_Task objective_. Find every line of the records that has "registered" and return it.

_Data records_.
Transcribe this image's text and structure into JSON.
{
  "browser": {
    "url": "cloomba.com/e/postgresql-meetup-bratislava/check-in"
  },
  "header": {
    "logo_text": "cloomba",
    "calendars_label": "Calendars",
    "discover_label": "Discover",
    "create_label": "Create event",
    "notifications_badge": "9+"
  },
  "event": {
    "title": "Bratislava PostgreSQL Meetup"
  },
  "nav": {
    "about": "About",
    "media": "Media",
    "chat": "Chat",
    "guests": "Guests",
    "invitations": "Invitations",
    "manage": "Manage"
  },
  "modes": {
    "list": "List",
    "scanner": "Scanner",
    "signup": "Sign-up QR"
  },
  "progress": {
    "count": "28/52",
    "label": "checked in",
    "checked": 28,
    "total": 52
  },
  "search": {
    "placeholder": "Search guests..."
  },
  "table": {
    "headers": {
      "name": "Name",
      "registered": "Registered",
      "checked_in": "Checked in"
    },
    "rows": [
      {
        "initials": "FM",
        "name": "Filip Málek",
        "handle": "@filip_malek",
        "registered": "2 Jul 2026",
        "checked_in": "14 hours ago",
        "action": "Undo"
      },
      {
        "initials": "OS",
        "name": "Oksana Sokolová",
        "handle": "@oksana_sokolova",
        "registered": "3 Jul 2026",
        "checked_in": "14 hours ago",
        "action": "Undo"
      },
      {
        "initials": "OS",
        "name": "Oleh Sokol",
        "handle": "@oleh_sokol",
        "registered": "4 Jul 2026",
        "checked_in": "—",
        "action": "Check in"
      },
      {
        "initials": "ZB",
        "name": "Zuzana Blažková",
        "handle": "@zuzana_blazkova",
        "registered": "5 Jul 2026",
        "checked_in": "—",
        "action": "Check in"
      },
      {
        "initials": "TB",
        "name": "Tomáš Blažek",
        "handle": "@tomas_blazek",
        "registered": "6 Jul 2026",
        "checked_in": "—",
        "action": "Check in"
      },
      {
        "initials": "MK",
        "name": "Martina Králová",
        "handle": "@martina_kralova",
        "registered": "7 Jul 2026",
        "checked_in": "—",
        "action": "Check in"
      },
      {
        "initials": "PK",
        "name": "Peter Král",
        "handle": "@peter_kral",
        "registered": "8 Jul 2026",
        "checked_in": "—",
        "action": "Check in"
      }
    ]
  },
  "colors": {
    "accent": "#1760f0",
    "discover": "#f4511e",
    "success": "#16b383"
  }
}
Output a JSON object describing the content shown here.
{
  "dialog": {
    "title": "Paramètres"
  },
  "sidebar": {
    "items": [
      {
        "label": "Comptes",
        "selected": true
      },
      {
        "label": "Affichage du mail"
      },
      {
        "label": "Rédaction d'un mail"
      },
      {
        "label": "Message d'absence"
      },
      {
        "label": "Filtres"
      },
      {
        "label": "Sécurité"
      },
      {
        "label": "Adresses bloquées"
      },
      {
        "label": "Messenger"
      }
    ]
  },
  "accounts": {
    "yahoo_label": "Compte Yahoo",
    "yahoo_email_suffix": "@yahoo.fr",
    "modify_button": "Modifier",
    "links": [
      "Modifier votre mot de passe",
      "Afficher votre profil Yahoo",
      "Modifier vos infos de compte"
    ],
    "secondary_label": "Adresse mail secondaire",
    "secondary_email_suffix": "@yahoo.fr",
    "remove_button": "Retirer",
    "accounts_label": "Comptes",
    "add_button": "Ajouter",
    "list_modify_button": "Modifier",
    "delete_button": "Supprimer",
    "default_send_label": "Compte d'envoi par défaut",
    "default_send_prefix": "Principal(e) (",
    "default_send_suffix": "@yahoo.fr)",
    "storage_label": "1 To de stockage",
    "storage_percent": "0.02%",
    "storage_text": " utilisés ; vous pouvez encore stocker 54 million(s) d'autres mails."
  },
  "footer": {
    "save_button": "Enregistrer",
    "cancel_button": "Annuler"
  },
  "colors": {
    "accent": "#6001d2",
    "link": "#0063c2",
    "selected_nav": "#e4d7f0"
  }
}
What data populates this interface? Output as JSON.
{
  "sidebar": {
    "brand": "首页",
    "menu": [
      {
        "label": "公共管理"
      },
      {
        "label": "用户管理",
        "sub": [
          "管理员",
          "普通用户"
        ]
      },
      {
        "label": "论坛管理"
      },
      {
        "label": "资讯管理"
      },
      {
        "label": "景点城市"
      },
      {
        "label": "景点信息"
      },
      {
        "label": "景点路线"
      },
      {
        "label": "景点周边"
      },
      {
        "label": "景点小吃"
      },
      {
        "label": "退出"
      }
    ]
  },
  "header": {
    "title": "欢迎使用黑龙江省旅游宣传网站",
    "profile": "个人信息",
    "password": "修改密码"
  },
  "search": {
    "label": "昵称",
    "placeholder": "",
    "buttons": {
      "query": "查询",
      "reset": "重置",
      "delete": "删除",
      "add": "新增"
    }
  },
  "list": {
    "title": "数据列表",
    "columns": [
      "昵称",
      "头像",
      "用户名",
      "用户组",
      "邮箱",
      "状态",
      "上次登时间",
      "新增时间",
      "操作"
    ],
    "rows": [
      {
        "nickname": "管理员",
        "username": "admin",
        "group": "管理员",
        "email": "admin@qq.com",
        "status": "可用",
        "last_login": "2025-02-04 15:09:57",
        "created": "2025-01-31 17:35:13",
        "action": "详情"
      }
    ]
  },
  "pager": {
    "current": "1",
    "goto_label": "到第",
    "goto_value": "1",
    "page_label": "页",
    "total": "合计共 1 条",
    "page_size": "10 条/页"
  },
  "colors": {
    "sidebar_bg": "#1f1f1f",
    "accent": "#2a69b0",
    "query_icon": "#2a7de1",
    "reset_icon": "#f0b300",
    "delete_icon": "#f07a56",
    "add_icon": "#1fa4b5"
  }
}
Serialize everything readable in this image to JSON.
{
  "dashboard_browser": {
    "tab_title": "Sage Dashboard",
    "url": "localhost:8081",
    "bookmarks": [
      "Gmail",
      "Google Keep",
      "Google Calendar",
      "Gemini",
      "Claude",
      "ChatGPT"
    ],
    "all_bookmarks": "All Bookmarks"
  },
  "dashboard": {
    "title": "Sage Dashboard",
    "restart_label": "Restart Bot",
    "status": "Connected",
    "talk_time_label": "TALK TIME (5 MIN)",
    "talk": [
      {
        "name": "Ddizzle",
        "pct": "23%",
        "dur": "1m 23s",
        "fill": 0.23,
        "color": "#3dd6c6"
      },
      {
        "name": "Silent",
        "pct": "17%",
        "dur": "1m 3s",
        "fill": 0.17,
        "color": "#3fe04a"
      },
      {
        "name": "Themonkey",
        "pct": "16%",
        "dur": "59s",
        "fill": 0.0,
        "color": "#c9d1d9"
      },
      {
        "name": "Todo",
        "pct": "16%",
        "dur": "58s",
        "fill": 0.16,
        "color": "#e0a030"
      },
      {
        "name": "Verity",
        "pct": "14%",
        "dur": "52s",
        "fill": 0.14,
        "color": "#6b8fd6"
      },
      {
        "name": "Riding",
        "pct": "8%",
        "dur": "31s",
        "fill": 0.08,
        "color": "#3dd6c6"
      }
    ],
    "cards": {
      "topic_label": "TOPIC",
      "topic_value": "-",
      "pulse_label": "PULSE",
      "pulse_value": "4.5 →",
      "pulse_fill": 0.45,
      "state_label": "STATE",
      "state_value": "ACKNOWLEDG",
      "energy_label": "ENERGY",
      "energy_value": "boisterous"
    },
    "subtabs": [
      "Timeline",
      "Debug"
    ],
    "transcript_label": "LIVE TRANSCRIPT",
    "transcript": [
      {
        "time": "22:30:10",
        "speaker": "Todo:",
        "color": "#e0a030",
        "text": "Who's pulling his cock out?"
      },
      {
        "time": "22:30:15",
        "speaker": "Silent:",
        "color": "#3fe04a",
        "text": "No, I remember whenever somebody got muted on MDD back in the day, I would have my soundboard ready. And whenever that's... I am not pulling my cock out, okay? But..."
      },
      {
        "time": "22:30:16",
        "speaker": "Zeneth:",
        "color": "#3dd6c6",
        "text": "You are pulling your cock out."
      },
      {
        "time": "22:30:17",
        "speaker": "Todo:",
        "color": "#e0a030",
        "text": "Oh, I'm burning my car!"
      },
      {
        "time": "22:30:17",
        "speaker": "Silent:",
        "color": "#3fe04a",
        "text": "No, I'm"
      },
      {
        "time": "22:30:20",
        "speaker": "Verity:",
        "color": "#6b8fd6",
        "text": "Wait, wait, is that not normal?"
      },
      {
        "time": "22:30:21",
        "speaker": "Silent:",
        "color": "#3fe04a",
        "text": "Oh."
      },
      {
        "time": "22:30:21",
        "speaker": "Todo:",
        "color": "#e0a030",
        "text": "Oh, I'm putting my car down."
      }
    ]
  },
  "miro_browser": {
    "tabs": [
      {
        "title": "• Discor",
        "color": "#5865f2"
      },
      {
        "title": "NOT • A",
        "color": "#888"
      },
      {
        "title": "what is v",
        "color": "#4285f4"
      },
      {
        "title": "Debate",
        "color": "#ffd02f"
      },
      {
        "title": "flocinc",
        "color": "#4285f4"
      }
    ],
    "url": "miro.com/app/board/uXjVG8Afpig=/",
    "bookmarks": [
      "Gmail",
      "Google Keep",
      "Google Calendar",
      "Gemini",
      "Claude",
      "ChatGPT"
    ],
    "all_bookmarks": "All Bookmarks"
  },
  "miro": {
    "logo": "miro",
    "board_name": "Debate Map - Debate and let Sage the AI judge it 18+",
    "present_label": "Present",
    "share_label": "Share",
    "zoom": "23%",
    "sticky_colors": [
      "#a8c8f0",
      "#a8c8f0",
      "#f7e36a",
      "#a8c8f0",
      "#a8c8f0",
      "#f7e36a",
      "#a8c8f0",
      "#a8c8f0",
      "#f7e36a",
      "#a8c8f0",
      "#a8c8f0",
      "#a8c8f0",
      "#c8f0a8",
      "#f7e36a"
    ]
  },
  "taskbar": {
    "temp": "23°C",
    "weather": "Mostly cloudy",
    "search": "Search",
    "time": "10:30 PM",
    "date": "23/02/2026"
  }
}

_Result of the task_.
      "registered": "Registered",
        "registered": "2 Jul 2026",
        "registered": "3 Jul 2026",
        "registered": "4 Jul 2026",
        "registered": "5 Jul 2026",
        "registered": "6 Jul 2026",
        "registered": "7 Jul 2026",
        "registered": "8 Jul 2026",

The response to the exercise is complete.